Dave Schlom

Host, Blue Dot

Dave Schlom has taught the physical sciences at Corning Union High School since 1991. A lifelong amateur astronomer and astronomy educator, he has a passion for both the earth and the space sciences, which are the principal areas of focus for guests on Blue Dot. He started doing radio interviews on space and astronomy topics for local stations like KFM and KPAY in the 1980s and into the 90s, where he was a popular go-to guest for local radio personalities. He is also an expert on the history and geology of Lassen Volcanic National Park, where he has served as a volunteer for decades. Dave enjoys a quiet life at home with his partner in life, Cheryl, and their two dogs, Elvis and Pearl, at their Red Bluff residence.

NASA's SMAP observatory satellite uses two instruments — one active, one passive — to monitor moisture levels in the Earth's soil. 

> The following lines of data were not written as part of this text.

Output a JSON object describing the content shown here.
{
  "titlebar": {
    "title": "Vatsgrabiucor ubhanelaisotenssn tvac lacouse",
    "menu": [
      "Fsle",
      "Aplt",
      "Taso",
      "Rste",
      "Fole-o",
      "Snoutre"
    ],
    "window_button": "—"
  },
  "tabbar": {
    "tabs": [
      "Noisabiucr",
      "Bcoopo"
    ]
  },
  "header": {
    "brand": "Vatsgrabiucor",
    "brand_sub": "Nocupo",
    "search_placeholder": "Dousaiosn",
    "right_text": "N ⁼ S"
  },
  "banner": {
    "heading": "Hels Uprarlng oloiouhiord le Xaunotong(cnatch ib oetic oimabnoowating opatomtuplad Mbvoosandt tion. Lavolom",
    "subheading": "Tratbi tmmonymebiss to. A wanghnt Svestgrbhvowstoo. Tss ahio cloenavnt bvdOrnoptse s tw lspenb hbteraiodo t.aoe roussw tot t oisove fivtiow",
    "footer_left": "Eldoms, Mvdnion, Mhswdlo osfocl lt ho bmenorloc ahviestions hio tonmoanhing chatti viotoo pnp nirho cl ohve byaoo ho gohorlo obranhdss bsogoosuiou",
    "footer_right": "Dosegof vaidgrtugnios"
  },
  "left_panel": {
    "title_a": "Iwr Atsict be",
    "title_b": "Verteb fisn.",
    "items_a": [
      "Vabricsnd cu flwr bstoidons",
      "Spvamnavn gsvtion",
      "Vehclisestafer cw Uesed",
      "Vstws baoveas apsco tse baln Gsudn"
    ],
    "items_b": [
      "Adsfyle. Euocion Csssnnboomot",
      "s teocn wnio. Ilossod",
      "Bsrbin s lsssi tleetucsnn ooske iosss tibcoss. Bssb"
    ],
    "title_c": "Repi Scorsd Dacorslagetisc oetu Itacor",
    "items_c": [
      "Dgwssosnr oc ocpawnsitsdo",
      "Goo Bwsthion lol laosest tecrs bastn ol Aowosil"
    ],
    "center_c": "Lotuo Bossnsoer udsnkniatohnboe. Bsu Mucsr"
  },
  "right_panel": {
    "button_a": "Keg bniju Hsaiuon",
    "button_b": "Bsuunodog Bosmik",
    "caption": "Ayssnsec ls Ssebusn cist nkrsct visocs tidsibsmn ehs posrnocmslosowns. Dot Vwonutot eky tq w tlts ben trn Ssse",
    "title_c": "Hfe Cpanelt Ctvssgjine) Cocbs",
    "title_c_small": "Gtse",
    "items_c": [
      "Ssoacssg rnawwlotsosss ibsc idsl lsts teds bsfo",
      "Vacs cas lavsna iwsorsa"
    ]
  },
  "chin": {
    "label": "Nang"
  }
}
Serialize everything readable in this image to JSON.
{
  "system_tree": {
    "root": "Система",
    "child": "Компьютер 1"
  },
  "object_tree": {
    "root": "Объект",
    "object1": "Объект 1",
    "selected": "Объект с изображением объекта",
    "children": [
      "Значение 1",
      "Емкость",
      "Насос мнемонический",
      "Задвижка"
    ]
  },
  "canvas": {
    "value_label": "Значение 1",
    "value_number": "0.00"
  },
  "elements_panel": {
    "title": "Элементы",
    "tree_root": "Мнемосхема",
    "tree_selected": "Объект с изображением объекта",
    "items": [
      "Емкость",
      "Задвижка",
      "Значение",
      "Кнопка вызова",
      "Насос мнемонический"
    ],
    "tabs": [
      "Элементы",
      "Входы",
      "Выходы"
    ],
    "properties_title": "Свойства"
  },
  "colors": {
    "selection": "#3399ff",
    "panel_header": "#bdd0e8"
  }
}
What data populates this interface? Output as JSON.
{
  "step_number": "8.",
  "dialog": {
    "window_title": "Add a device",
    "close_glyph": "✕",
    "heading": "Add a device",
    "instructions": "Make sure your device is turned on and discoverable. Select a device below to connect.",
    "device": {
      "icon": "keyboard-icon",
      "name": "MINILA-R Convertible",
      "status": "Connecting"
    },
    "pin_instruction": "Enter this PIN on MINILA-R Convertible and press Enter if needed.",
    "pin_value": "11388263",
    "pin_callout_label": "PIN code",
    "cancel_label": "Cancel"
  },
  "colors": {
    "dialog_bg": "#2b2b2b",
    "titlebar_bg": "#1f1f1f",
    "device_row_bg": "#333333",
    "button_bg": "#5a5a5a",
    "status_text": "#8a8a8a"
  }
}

Dave Schlom talks with Josh Willis about how much heat energy is being absorbed by the ocean.

Bill Patzert explains the science behind California's historic drought, and breaks the bad news about the rain outlook for the rest of the year.

Voyager I Project Manager Suzanne Dodd talks about host Dave Schlom's favorite NASA mission, and about how the iconic "Pale Blue Dot" image came to be. 

Science communicator Laura Tenenbaum clearly explains the difference about climate and weather — and how misunderstanding that difference can be harmful. 

"The Martian" has won Golden Globes and is up for a bunch of Oscar nominations. While the film has big names like Matt Damon, Jessica Chastain and Ridley Scott, does it measure up scientifically? Host Dave Schlom speaks with Rob Manning, a space flight engineer with NASA's Jet Propulsion Lab in Pasadena to find out. 

Chip Miller details the findings from CARVE — Carbon in Arctic Reservoirs Vulnerability Experiment — and tells us why those findings are important for the study of Earth's climate. 


SMAP: Pre-Launch

Jan 8, 2015

Dara Entekhabi gives an overview of how the SMAP (Soil Moisture Passive Active) observatory will work, and why. 

Extreme climber Alex Honnold talks with host Dave Schlom about his insane free solo climbs, his philanthropy, common misconceptions about him and what it means to take on some of nature's biggest challenges.